- Opening Delimiter -

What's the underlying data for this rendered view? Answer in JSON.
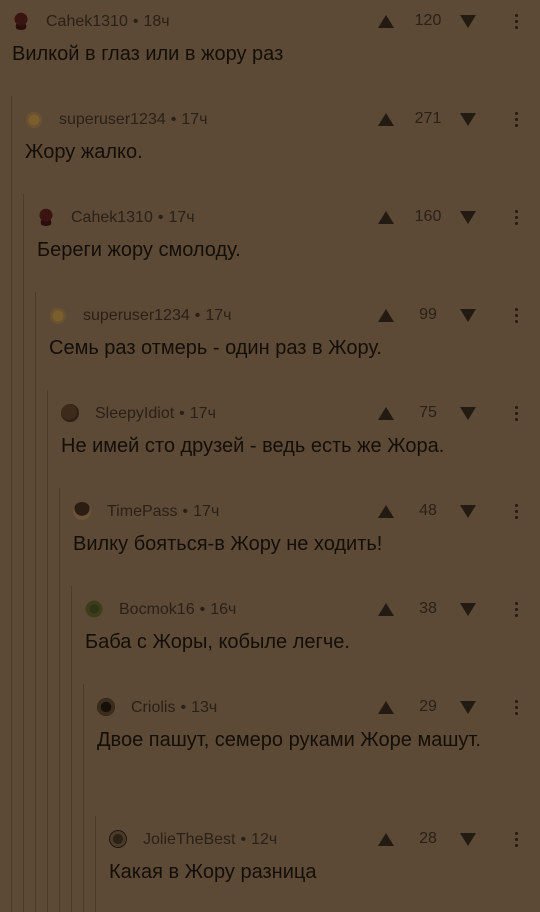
{
  "comments": [
    {
      "avatar": "skull-avatar",
      "author": "Cahek1310",
      "time": "18ч",
      "score": "120",
      "text": "Вилкой в глаз или в жору раз"
    },
    {
      "avatar": "cake-avatar",
      "author": "superuser1234",
      "time": "17ч",
      "score": "271",
      "text": "Жору жалко."
    },
    {
      "avatar": "skull-avatar",
      "author": "Cahek1310",
      "time": "17ч",
      "score": "160",
      "text": "Береги жору смолоду."
    },
    {
      "avatar": "cake-avatar",
      "author": "superuser1234",
      "time": "17ч",
      "score": "99",
      "text": "Семь раз отмерь - один раз в Жору."
    },
    {
      "avatar": "face-avatar",
      "author": "SleepyIdiot",
      "time": "17ч",
      "score": "75",
      "text": "Не имей сто друзей - ведь есть же Жора."
    },
    {
      "avatar": "hair-avatar",
      "author": "TimePass",
      "time": "17ч",
      "score": "48",
      "text": "Вилку бояться-в Жору не ходить!"
    },
    {
      "avatar": "green-avatar",
      "author": "Bocmok16",
      "time": "16ч",
      "score": "38",
      "text": "Баба с Жоры, кобыле легче."
    },
    {
      "avatar": "dark-avatar",
      "author": "Criolis",
      "time": "13ч",
      "score": "29",
      "text": "Двое пашут, семеро руками Жоре машут."
    },
    {
      "avatar": "gear-avatar",
      "author": "JolieTheBest",
      "time": "12ч",
      "score": "28",
      "text": "Какая в Жору разница"
    }
  ],
  "icons": {
    "upvote": "arrow-up-icon",
    "downvote": "arrow-down-icon",
    "more": "more-vertical-icon"
  },
  "colors": {
    "background": "#5c4a36",
    "text": "#140e08",
    "meta": "#2a2017"
  }
}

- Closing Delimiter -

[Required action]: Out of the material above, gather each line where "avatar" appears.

[Written answer]:
      "avatar": "skull-avatar",
      "avatar": "cake-avatar",
      "avatar": "skull-avatar",
      "avatar": "cake-avatar",
      "avatar": "face-avatar",
      "avatar": "hair-avatar",
      "avatar": "green-avatar",
      "avatar": "dark-avatar",
      "avatar": "gear-avatar",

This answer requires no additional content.